Acupuncturists tend to rely too much on the words of their profession when talking to patients. Understandably, when the first question a prospective patient asks is “How does it work?” The practitioner is very tempted to actually answer that question. In general the practitioner attempts to give a mini presentation to the patient about how to understand the theory behind acupuncture. Often the prospective patient's eyes glaze over and they walk away.
First, the acupuncturist should realize that the prospective patient probably does not care how acupuncture works. They want to get beyond the idea that this little needle can help them. They understand pills. They go in their body and do something. In that same way, talking to the potential patient about the fact that needles also does something in the body is important.
What is done has never been scientifically answered in the language of the west. Scientists have verified that things have been done. Studies generally show that changes take place in the body after acupuncture. Brain imaging shows differences before and after acupuncture, even if they can not pinpoint exactly how the changes are taking place.
Second, the acupuncturist needs to realize that using terms like the body's energy system or just energy may turn off potential patients as well. Energy medicine can seem out there to potential patients who see themselves as grounded in traditional medicine.

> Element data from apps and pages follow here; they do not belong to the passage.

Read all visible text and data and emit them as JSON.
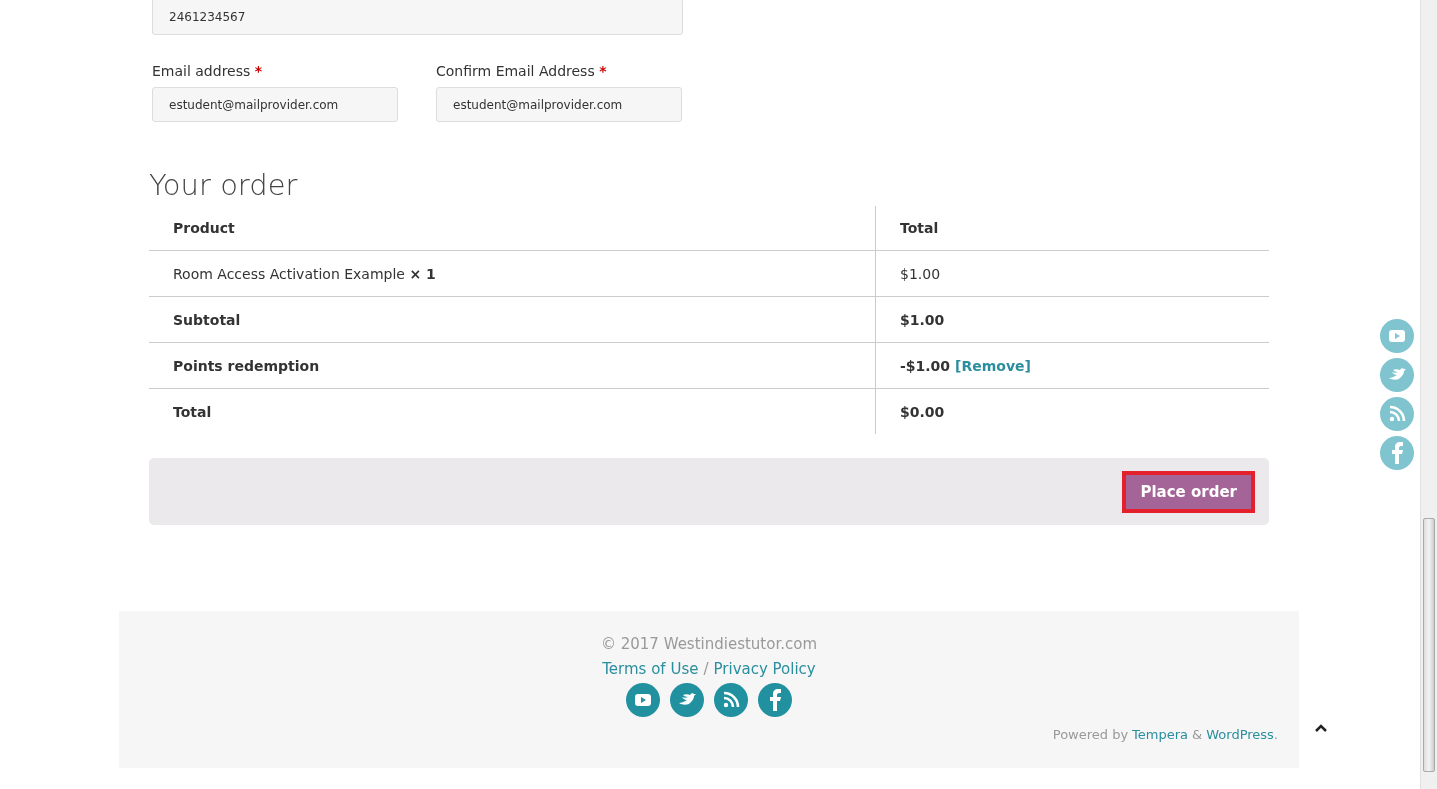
{
  "phone_field": {
    "value": "2461234567"
  },
  "email_fields": [
    {
      "label": "Email address",
      "required_mark": "*",
      "value": "estudent@mailprovider.com"
    },
    {
      "label": "Confirm Email Address",
      "required_mark": "*",
      "value": "estudent@mailprovider.com"
    }
  ],
  "order": {
    "heading": "Your order",
    "columns": [
      "Product",
      "Total"
    ],
    "rows": [
      {
        "kind": "item",
        "label": "Room Access Activation Example",
        "quantity": "× 1",
        "total": "$1.00"
      },
      {
        "kind": "summary",
        "label": "Subtotal",
        "total": "$1.00"
      },
      {
        "kind": "summary",
        "label": "Points redemption",
        "total": "-$1.00",
        "link": "[Remove]"
      },
      {
        "kind": "summary",
        "label": "Total",
        "total": "$0.00"
      }
    ]
  },
  "place_order_button": {
    "label": "Place order",
    "highlighted": true
  },
  "footer": {
    "copyright": "© 2017 Westindiestutor.com",
    "links": [
      "Terms of Use",
      "Privacy Policy"
    ],
    "separator": "/",
    "powered_by": "Powered by",
    "theme_link": "Tempera",
    "ampersand": "&",
    "platform_link": "WordPress",
    "period": "."
  }
}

These people want to know how, from a scientific view point.
Practitioners who have a solid grounding in physics can talk about the fact that quantum physics now knows that particles can either be a mass or an energy wave. Familiar allopathic medicine works with the mass. Acupuncture works with the energy wave.
Third, the acupuncturist should really listen to the potential patient. They need to find out exactly what the person wants to know. Do they need reassurance that it works? Do they need reassurance that it can help their condition? Do they just need to know that they have something in common with the acupuncturist? People often claim to be afraid of the needles, but is it really the problems they are afraid of or the unknown?
Making potential patients feel comfortable should be the acupuncturist's main focus. Talking to people in language that they understand and really understanding their questions will go a long way to helping them decide if acupuncture can help them. It can take a lot of the fear out of the process of first coming into the office. Good communication and taking patient concerns seriously and discussing them can mean greater practice growth. The patients who know that the practitioner cares about their concerns are far more likely to refer friends as well.